(Dataset rows describing interfaces)
________________________________________
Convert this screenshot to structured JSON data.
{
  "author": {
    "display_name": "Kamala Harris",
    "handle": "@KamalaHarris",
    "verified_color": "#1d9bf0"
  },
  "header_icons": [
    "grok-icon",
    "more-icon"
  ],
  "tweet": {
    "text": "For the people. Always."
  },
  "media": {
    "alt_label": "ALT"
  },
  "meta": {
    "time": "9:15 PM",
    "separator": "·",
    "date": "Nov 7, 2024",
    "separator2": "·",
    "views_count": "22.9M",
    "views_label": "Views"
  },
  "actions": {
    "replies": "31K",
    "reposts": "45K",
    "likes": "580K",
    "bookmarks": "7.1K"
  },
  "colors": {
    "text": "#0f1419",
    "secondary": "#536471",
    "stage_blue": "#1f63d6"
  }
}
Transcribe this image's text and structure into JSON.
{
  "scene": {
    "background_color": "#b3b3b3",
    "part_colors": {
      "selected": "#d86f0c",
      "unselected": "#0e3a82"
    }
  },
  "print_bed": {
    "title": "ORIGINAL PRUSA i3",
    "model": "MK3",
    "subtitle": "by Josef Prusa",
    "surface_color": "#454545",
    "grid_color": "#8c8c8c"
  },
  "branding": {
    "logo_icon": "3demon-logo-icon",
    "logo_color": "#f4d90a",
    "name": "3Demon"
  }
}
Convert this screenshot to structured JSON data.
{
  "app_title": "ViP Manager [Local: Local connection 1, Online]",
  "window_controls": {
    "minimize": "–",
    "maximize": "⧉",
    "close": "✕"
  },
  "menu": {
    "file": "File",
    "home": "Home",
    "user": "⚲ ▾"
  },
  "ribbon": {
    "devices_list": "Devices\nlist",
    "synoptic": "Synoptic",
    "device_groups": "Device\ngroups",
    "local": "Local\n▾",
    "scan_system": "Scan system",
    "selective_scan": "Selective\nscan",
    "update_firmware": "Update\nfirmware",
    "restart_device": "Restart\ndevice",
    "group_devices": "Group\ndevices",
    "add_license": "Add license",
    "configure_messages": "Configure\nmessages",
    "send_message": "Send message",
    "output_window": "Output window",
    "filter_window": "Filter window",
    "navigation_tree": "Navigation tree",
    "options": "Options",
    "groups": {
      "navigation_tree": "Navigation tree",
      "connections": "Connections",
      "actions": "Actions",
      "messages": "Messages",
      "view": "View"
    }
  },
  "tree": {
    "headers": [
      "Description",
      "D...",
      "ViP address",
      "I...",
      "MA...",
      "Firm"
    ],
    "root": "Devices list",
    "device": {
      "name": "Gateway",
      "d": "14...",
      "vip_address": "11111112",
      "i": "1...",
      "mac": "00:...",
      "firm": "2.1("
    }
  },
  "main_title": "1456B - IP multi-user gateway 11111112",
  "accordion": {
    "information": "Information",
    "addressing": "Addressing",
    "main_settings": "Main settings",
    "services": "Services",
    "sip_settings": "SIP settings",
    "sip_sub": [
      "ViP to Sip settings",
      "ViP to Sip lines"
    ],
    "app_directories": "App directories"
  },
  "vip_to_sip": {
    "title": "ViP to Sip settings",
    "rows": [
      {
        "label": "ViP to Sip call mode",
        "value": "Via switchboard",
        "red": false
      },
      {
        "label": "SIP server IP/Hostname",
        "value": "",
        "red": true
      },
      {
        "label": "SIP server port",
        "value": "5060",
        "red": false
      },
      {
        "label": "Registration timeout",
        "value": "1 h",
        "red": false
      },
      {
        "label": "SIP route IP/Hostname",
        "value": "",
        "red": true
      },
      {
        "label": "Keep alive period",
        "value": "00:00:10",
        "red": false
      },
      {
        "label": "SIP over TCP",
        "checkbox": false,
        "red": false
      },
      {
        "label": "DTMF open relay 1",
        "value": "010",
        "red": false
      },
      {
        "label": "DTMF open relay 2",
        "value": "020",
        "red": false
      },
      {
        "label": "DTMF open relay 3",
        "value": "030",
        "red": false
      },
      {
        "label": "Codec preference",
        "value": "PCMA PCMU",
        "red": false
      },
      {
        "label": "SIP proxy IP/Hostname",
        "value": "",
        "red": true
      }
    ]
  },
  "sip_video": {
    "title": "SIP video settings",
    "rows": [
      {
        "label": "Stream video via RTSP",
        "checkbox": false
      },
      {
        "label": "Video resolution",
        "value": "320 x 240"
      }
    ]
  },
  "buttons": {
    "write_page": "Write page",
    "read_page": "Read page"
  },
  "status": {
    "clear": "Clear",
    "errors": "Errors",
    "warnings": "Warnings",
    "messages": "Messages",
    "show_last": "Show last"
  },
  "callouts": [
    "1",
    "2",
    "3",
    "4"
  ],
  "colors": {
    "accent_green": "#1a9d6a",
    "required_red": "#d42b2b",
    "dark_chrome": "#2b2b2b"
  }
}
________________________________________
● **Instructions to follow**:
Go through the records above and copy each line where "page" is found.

● **Exercise answer**:
    "write_page": "Write page",
    "read_page": "Read page"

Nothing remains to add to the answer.